The Huston version: Chan and Tucker (does anyone even know their character names?) are jaded cops who reluctantly go to Paris despite fatigue and indifference. They're hunting for an enigmatic and charismatic mobster who is smuggling a valuable and stolen amulet across country borders. Their search takes them to the Swiss Alps, where they get lost among the terrain. There are signs that the mobster was there, but they are difficult to follow. The days are long and the pair engages in lots of intense dialogue about life. Chan starts to go kind of nuts and becomes suspicious that Tucker wants to kill him, so he runs away while Tucker sleeps to hunt the villains on his own. Tucker awakes and figures that the bad guys have captured his trusted partner, so he goes in heated pursuit. He encounters the mobster and his posse, who outnumber him and shoot him to death. Chan, meanwhile, sets up a complicated trap utilizing his natural surroundings, which the villains fall into nicely. Victorious, Chan delivers a scathing monologue to his captives, and then walks off into the sunset.

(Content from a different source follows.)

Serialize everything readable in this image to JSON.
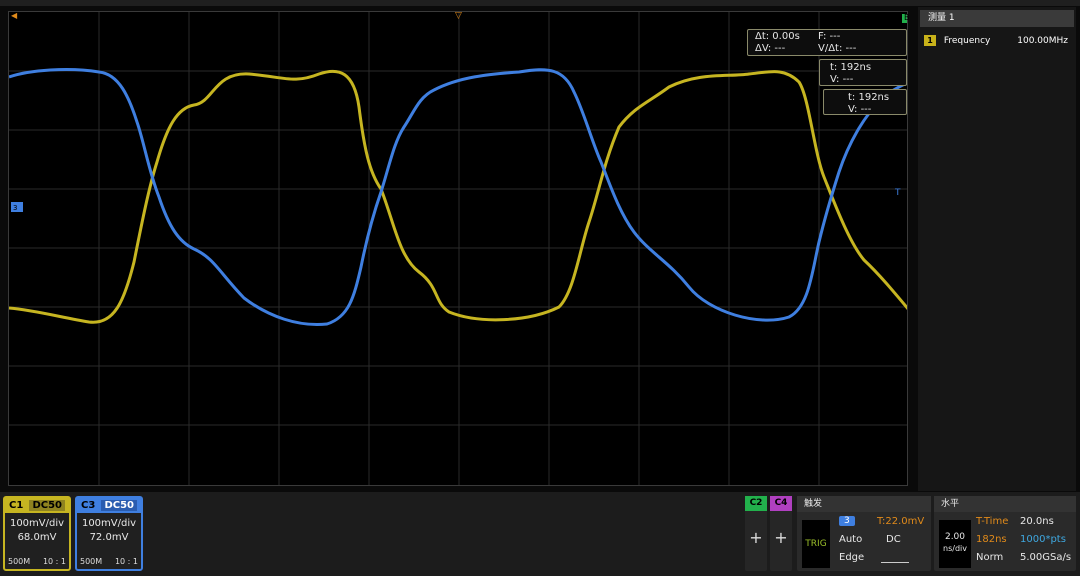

5. Evan Almighty as directed by Orson Welles (and yes, I am familiar with Welles' directing career outside of Citizen Kane)
The real movie: In this sequel to Bruce Almighty, God (Morgan Freeman) warns Evan (Steve Carrell) of an impending flood, and instructs him to build an ark, a la Noah.
The Welles version: Evan grew up poor, but has worked his way up and became a successful businessman. Now rich and arrogant, he believes that he begins to hear the voice of God telling him to build an ark. He does. He alienates his family and friends and becomes a huge jerk. But he also employs lots of people to help, and soon creates a thriving ark-building empire. The police get word of this profitable operation and decide to steal it from Evan and claim it as their own, because it's an Orson Welles movie so the cops are corrupt. Evan doesn't really notice this, because one of his workers has a femme-fatale-ish wife who hangs around all day and flirts shamelessly with Evan, who falls hard for her. They make secret plans to escape together on the ark. But then the woman's husband turns up dead, with Evan as the prime suspect. Scared for his life, he forgets all about the woman and runs away. He falls ill, and unable to seek medical attention because the police would surely find him then, he dies alone, leaving a trail of broken hearts and corruption. Did I mention that all of the above is shadowy and full of deep-focus cinematography?
What other good makeovers can you think of?